Family members of the perpetrator cling together, praying, hoping for the light at the end of the tunnel. They are heartbroken by the family members that never stood behind them. They have forgotten their loved one. They are hurt by society that looks down on families of inmates. They are destroyed by all the negative press and publicity. They are let down by the people they thought were their friends. They are sold out by a system that they thought was JUST. They trusted in the system to do what was JUST. You wish you could turn back time and hold that baby boy in your arms again!
How many families are there hurting as is my family? How many families are forgotten by society? I never knew about this hurt until I was launched into the internet. I thought we were all alone. I felt all alone. The pain associated with justice and prison leaves a devastating mark. Whether the person in prison is innocent or not, these families should receive the love and comfort as anyone else suffering such a loss. It is a great loss to that family and their loved ones. Their lives will never be the same; There are over two million of us in this country. We may not have the support of society, but we can support each other.
In February 2008, Cassandra Wells whose family member was also incarcerated stated, in part:
“Through this process we have discovered there is not much support for families in crisis when they are the families of perpetrators of crime.

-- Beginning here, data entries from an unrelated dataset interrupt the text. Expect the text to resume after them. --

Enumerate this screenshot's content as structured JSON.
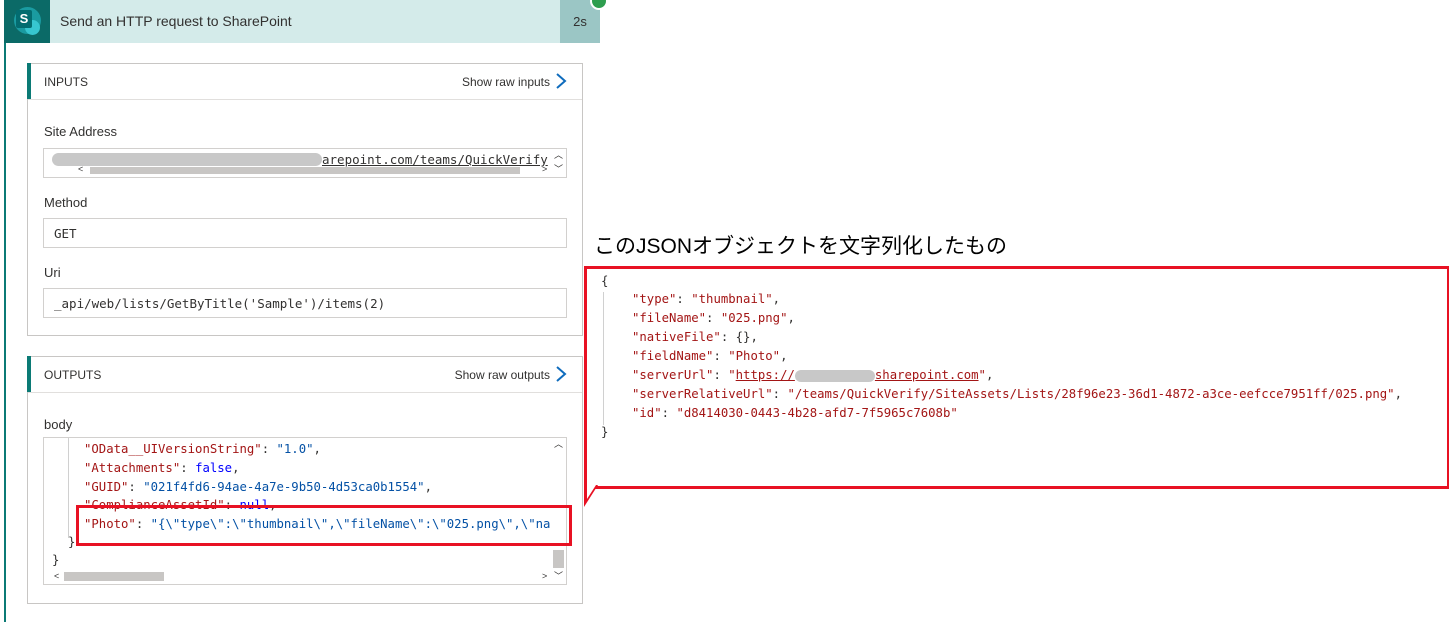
{
  "header": {
    "title": "Send an HTTP request to SharePoint",
    "duration": "2s"
  },
  "inputs": {
    "section_label": "INPUTS",
    "show_raw_label": "Show raw inputs",
    "site_address_label": "Site Address",
    "site_address_value": "arepoint.com/teams/QuickVerify",
    "method_label": "Method",
    "method_value": "GET",
    "uri_label": "Uri",
    "uri_value": "_api/web/lists/GetByTitle('Sample')/items(2)"
  },
  "outputs": {
    "section_label": "OUTPUTS",
    "show_raw_label": "Show raw outputs",
    "body_label": "body",
    "lines": [
      {
        "key": "\"OData__UIVersionString\"",
        "sep": ": ",
        "val": "\"1.0\"",
        "end": ","
      },
      {
        "key": "\"Attachments\"",
        "sep": ": ",
        "val": "false",
        "end": ","
      },
      {
        "key": "\"GUID\"",
        "sep": ": ",
        "val": "\"021f4fd6-94ae-4a7e-9b50-4d53ca0b1554\"",
        "end": ","
      },
      {
        "key": "\"ComplianceAssetId\"",
        "sep": ": ",
        "val": "null",
        "end": ","
      },
      {
        "key": "\"Photo\"",
        "sep": ": ",
        "val": "\"{\\\"type\\\":\\\"thumbnail\\\",\\\"fileName\\\":\\\"025.png\\\",\\\"na",
        "end": ""
      }
    ],
    "close_inner": "}",
    "close_outer": "}"
  },
  "callout": {
    "title": "このJSONオブジェクトを文字列化したもの",
    "open": "{",
    "close": "}",
    "lines": [
      {
        "key": "\"type\"",
        "val": "\"thumbnail\"",
        "end": ","
      },
      {
        "key": "\"fileName\"",
        "val": "\"025.png\"",
        "end": ","
      },
      {
        "key": "\"nativeFile\"",
        "val": "{}",
        "end": ","
      },
      {
        "key": "\"fieldName\"",
        "val": "\"Photo\"",
        "end": ","
      },
      {
        "key": "\"serverUrl\"",
        "val_prefix": "\"",
        "val_link1": "https://",
        "val_link2": "sharepoint.com",
        "val_suffix": "\"",
        "end": ","
      },
      {
        "key": "\"serverRelativeUrl\"",
        "val": "\"/teams/QuickVerify/SiteAssets/Lists/28f96e23-36d1-4872-a3ce-eefcce7951ff/025.png\"",
        "end": ","
      },
      {
        "key": "\"id\"",
        "val": "\"d8414030-0443-4b28-afd7-7f5965c7608b\"",
        "end": ""
      }
    ]
  },
  "colors": {
    "accent": "#0b7a75",
    "highlight": "#e81123",
    "link": "#0f6cbd"
  }
}
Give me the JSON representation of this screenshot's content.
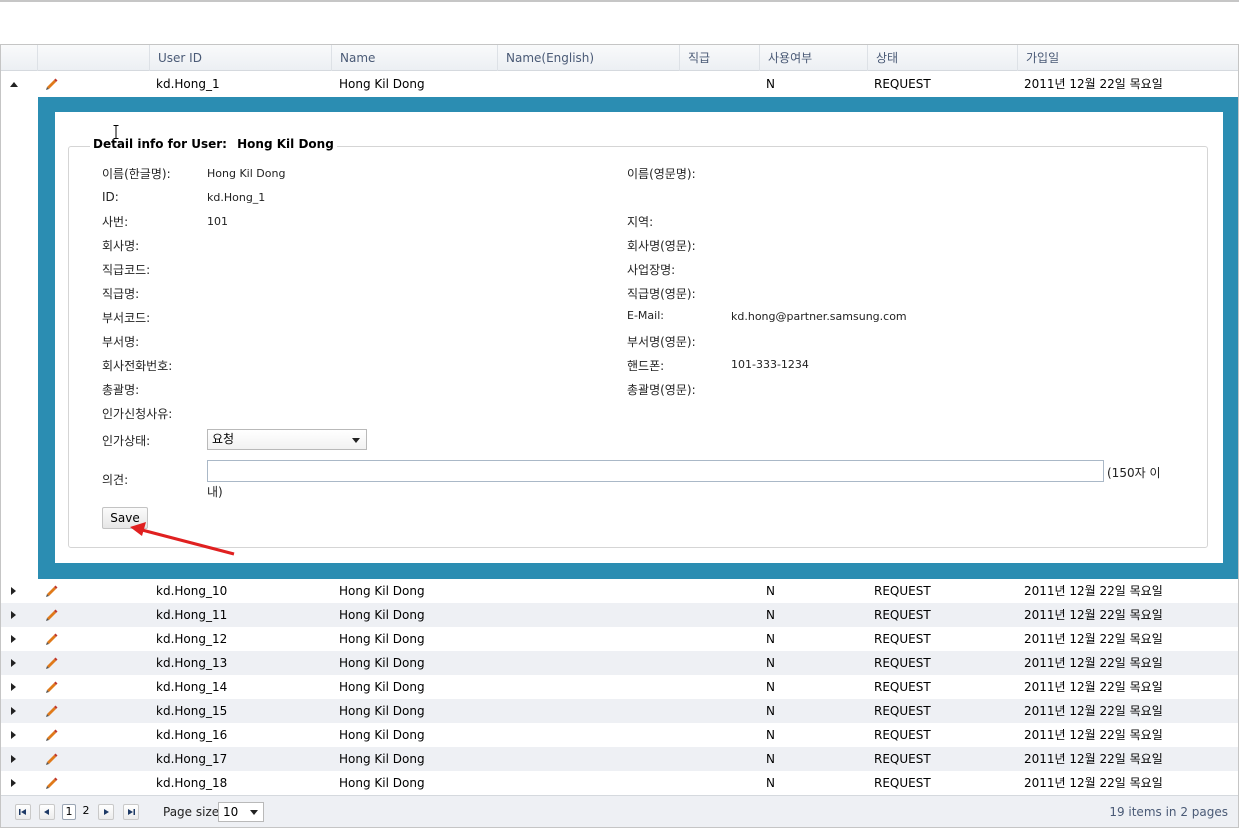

There are fabulous support programs for victims of crime and their families as there should be, but the other innocent victims are not catered for and there is a need for this hole to be filled….”
Society deems that the offender, having committed the crime is no longer entitled to family and we the family of the perpetrator is often viewed as strange if we stay together or deserve no support as we are just as bad as the person who committed the crime.
This socially unacceptable reason for family separation compounds the grief process for all involved, especially the innocent children. They often do not understand what their parent has done. They ask: Why they did it? What did they do to make their parent commit the crime? Are they going to turn out the same as their parent? Many are embarrassed to share their pain at school in fear of being bullied or isolated and many do not want to add to the caring parent’s pain, so keep emotions close to themselves. This may then result in acting out behaviors or reclusive behaviors all because a family is not able to access the family support required to deal with such a situation.
In order to break family cycles of criminal behavior, society needs to not only invest in victim support programs but also in families of perpetrators support programs so that as a society we can start to see a decline in the statistics.”
It appears from the “lack of ink” and the lack of resources set aside regarding support for perpetrators’ families as victims, that we have become very myopic in the way we deliver services to victims. Will it ever change such that there is more of a balance? Not unless “guilt by association” is erased from the minds of an unenlightened public.
“The individual is capable of both great compassion and great indifference. He has it within his means to nourish the former and outgrow the latter.”